#### YOUR ASSIGNMENT:
Say how many lines in this listing include the word "Thai", with no other words in the reply.
----------
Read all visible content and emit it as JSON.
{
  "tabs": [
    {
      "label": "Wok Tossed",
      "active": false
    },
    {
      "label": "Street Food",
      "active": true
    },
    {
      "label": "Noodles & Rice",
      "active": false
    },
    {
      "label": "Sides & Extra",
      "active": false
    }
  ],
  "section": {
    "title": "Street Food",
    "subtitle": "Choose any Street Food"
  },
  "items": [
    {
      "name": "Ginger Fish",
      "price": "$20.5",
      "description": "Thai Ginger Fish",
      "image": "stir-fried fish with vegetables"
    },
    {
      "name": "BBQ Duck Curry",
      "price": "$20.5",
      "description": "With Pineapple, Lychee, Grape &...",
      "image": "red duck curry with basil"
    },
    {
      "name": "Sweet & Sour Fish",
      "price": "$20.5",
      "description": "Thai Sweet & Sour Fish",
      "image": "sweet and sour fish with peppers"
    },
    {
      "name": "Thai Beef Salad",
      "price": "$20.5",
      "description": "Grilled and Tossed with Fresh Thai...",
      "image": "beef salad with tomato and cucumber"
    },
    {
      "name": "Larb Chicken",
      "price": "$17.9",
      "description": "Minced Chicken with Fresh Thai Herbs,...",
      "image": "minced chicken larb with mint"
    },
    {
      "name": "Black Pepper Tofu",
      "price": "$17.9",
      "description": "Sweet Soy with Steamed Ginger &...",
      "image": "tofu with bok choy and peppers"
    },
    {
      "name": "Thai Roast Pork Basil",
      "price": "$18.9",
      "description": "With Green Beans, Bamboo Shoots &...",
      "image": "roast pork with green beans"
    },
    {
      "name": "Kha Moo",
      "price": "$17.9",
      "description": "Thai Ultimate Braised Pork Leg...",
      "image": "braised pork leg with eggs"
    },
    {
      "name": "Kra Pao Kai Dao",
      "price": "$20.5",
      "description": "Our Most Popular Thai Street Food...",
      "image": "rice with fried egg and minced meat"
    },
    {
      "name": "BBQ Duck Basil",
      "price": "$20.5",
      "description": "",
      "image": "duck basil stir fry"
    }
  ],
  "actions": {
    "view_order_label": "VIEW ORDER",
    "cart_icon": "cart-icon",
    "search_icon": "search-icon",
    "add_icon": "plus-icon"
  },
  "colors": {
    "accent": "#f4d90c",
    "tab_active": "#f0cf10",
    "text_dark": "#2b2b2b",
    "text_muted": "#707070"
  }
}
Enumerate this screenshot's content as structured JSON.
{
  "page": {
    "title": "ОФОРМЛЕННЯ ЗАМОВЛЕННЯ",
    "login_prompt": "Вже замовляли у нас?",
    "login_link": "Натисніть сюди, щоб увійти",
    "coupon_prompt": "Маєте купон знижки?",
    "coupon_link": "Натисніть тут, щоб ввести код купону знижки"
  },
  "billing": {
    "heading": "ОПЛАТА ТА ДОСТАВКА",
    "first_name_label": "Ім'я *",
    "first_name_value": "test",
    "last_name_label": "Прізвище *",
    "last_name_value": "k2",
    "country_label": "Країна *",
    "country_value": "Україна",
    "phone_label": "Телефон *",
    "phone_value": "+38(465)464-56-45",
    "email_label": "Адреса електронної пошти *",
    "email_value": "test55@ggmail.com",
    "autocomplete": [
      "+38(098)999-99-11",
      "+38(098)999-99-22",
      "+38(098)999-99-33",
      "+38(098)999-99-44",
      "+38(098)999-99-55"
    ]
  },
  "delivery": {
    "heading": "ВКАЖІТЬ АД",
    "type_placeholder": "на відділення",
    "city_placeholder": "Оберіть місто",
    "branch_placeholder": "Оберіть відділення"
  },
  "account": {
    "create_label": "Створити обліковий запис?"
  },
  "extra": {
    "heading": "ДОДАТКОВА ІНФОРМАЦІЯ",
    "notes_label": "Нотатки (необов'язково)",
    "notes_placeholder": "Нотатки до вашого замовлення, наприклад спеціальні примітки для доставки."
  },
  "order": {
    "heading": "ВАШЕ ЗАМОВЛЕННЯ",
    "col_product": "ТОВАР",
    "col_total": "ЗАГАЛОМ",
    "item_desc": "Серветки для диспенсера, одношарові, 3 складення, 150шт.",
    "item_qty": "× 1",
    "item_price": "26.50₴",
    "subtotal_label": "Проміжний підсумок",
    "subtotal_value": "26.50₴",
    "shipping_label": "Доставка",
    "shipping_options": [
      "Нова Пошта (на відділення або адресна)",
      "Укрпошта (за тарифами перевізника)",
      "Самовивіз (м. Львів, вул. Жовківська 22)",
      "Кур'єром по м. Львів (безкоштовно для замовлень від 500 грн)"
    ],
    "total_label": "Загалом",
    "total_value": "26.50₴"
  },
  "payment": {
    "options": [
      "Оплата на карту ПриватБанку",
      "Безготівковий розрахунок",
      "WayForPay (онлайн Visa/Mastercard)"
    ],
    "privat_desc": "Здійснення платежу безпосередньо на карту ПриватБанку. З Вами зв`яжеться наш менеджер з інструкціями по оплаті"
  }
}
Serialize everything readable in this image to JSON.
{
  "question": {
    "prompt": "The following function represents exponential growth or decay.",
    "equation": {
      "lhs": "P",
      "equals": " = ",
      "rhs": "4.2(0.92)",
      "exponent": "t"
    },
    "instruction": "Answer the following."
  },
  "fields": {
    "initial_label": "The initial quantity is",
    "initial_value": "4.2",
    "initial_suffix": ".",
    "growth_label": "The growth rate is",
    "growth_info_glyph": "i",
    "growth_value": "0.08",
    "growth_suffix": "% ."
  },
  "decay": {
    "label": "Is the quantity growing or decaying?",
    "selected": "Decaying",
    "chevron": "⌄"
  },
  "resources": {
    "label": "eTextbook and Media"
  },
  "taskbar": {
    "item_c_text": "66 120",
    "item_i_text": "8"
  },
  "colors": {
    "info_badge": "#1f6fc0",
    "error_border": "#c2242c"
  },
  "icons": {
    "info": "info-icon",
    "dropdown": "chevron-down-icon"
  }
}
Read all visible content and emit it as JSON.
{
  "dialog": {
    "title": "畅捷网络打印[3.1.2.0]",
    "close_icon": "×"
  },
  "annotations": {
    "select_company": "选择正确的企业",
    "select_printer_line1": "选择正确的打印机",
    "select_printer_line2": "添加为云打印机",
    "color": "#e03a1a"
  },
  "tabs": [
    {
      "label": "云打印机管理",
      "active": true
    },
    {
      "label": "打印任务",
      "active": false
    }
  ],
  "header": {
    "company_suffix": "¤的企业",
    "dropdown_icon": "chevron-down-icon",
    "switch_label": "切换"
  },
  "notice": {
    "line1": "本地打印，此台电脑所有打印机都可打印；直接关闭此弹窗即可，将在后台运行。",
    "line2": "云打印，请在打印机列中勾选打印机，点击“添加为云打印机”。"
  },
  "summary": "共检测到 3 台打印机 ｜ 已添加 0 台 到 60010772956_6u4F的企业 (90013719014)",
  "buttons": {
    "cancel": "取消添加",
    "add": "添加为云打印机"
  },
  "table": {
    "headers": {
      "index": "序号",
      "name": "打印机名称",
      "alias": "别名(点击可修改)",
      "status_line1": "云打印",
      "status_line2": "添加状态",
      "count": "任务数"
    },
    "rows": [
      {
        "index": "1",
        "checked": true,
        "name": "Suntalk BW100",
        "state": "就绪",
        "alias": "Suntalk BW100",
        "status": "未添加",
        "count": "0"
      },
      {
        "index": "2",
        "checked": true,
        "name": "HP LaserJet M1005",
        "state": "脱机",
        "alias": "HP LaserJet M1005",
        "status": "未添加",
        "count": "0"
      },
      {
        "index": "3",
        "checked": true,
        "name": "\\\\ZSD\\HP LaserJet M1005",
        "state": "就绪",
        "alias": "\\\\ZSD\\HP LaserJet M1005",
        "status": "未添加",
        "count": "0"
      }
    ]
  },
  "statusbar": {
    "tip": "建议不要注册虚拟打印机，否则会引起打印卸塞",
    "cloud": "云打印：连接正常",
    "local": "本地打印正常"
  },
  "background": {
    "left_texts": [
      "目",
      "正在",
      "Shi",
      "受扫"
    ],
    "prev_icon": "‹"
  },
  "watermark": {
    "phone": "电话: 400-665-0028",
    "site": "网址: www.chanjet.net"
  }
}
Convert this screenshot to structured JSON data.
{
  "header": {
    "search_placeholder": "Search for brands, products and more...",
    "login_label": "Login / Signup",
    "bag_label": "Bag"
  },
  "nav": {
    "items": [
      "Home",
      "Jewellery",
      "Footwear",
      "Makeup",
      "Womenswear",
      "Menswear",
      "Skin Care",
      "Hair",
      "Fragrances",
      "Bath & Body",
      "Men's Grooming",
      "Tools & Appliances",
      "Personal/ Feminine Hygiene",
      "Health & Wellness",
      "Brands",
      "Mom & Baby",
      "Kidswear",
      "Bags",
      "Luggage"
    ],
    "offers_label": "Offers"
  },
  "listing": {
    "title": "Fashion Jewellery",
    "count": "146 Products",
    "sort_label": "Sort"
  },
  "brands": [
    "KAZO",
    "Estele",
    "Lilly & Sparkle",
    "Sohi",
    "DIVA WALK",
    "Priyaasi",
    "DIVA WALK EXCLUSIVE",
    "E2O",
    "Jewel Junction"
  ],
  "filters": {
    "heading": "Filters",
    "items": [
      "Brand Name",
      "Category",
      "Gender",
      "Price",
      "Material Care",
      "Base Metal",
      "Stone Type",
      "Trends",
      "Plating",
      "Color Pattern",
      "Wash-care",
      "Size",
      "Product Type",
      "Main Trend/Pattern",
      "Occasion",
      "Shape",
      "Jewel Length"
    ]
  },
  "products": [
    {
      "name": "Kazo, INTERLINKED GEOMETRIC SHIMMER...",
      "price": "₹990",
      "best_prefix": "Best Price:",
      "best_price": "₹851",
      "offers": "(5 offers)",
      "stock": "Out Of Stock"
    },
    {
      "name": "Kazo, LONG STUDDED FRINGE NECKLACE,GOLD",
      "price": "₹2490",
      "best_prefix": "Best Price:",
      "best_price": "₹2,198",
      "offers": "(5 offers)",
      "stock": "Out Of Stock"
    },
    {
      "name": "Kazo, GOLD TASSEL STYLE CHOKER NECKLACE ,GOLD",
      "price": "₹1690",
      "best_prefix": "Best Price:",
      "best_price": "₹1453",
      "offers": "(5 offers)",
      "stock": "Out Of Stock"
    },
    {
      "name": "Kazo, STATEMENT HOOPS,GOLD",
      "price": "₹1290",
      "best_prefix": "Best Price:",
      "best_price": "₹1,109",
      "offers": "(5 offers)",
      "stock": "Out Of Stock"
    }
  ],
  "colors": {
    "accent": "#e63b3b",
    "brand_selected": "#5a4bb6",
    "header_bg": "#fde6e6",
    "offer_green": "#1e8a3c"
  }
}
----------
#### ANSWER SECTION:
8